I didn 't feel like answering, so my mom, once again helped me and knew how to handle the situation by answering the questions by saying, "We will tell you later." When the doctor walks in, I am nervous I am going to have to get a shot. Which I found out was a very silly thing to consider. "Hello My name is doctor S," the woman stated, looking at my mom. "Hello," I responded.
My mom decided to take her to the doctor, and he suggested to have her get an MRI. Today we got phone call from our doctor stating that she had cancer. I was in complete denial, until I realized that I had I stay strong for my best friend and help her through this tough moment in her life. Riley is the spitting image of me. We both

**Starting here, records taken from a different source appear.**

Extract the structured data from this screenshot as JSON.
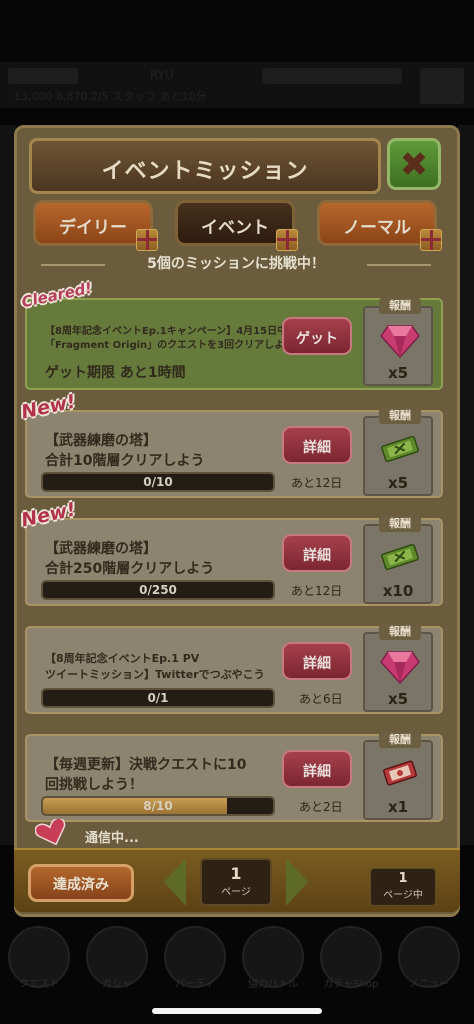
{
  "background": {
    "player_name": "RYU",
    "status_line": "13,000  8,870  2/5  スタッフ  あと10分",
    "nav_labels": [
      "クエスト",
      "ガシャ",
      "パーティ",
      "協力バトル",
      "ガチャShop",
      "メニュー"
    ]
  },
  "panel": {
    "title": "イベントミッション",
    "close_symbol": "✖",
    "tabs": [
      {
        "label": "デイリー",
        "active": false
      },
      {
        "label": "イベント",
        "active": true
      },
      {
        "label": "ノーマル",
        "active": false
      }
    ],
    "challenge_text": "5個のミッションに挑戦中！",
    "reward_label": "報酬",
    "missions": [
      {
        "badge": "Cleared!",
        "line1": "【8周年記念イベントEp.1キャンペーン】4月15日中に",
        "line2": "「Fragment Origin」のクエストを3回クリアしよう",
        "deadline": "ゲット期限  あと1時間",
        "button": "ゲット",
        "reward_icon": "gem-icon",
        "reward_count": "x5"
      },
      {
        "badge": "New!",
        "line1": "【武器練磨の塔】",
        "line2": "合計10階層クリアしよう",
        "progress_text": "0/10",
        "progress": 0,
        "button": "詳細",
        "remaining": "あと12日",
        "reward_icon": "ticket-icon",
        "reward_count": "x5"
      },
      {
        "badge": "New!",
        "line1": "【武器練磨の塔】",
        "line2": "合計250階層クリアしよう",
        "progress_text": "0/250",
        "progress": 0,
        "button": "詳細",
        "remaining": "あと12日",
        "reward_icon": "ticket-icon",
        "reward_count": "x10"
      },
      {
        "line1": "【8周年記念イベントEp.1 PV",
        "line2": "ツイートミッション】Twitterでつぶやこう",
        "progress_text": "0/1",
        "progress": 0,
        "button": "詳細",
        "remaining": "あと6日",
        "reward_icon": "gem-icon",
        "reward_count": "x5"
      },
      {
        "line1": "【毎週更新】決戦クエストに10",
        "line2": "回挑戦しよう！",
        "progress_text": "8/10",
        "progress": 0.8,
        "button": "詳細",
        "remaining": "あと2日",
        "reward_icon": "red-ticket-icon",
        "reward_count": "x1"
      }
    ],
    "communicating": "通信中..."
  },
  "bottom": {
    "done_button": "達成済み",
    "page": "1",
    "page_unit": "ページ",
    "total_pages": "1",
    "total_unit": "ページ中"
  },
  "colors": {
    "panel": "#6a5c3c",
    "cleared_card": "#667a3c",
    "card": "#8d8470",
    "red_button": "#a5404b",
    "orange_tab": "#b8672c"
  }
}
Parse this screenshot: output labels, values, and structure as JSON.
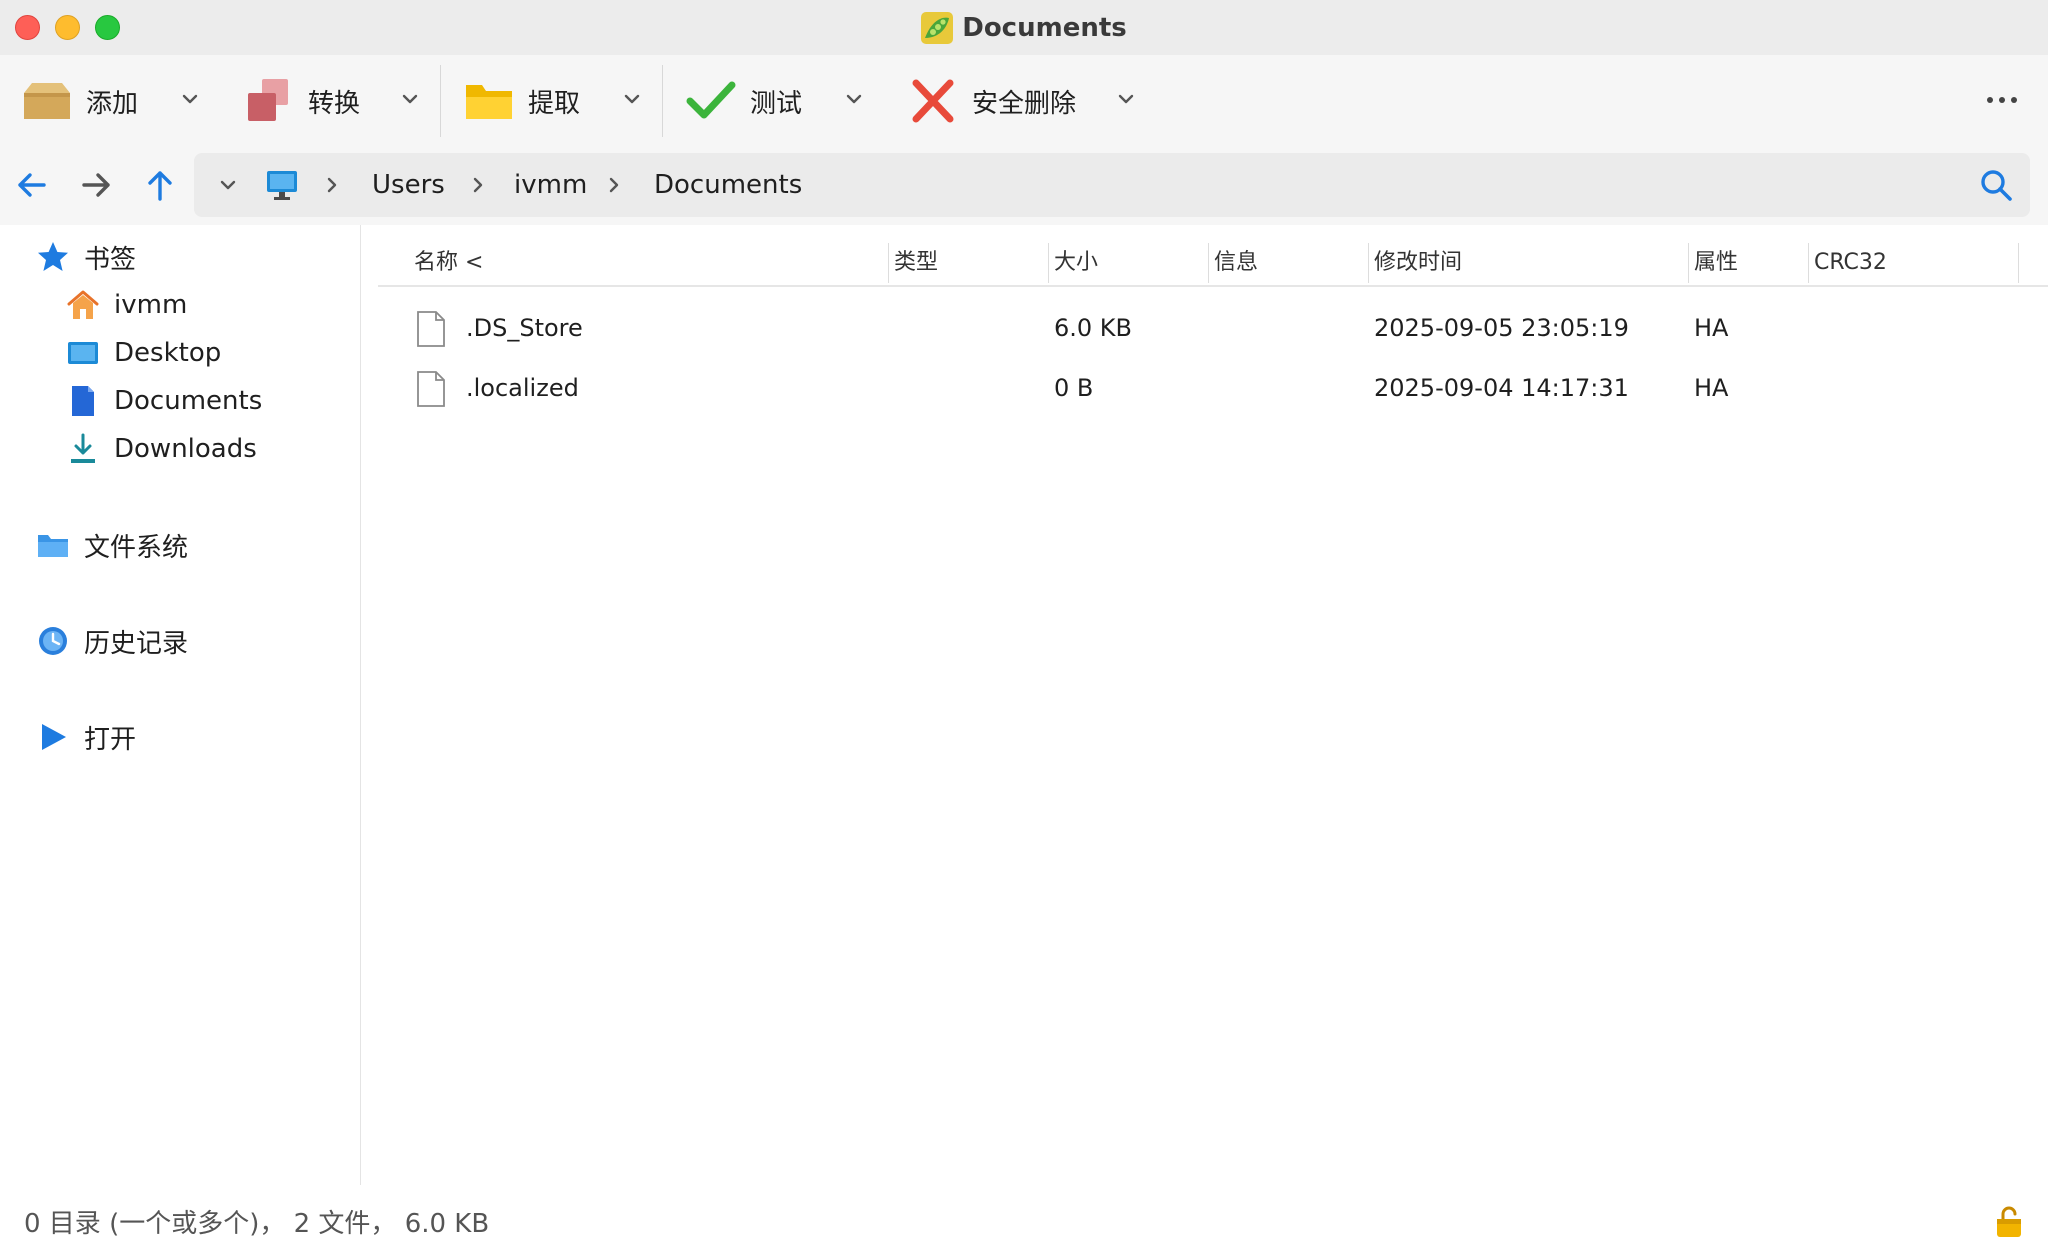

“Mother Tongue” by Amy Tan is primarily an autobiographical piece about her experiences growing up in a household that chiefly spoke “broken” English, and a reflection on how this gave her a unique perspective on the transformative properties of language. Yet, it is no way an academic analysis, a deliberate choice, Tan even includes a short disclaimer in the beginning concerning this, and the excerpts she includes come from her own background, her personal observations, something which I found quite refreshing. As someone who comes from a mixed family and identifies as Asian-American, I related a great deal to her upbringing, and in many instances down to the exact circumstance. For example, she details an incident in which she
Piedmont, California the thirty-first of August was a day Dipper both loved and hated. It meant he had survived another year without Bill Cipher rearing his triangular head, but that he was a year closer to that eventuality. On one particular paranoid night, Dipper ground up moonstone and unicorn hair into a mystical ink; then he slipped out to a shady tattoo parlor with a fake id and two years worth of saved allowance. Now, six months after that incident Dipper was trying to figure out how to hide the ward he had inscribed on his left arm from his parents. It wouldn't be a problem, but Mable thought it would be a good idea to have her sweet sixteen on the beach.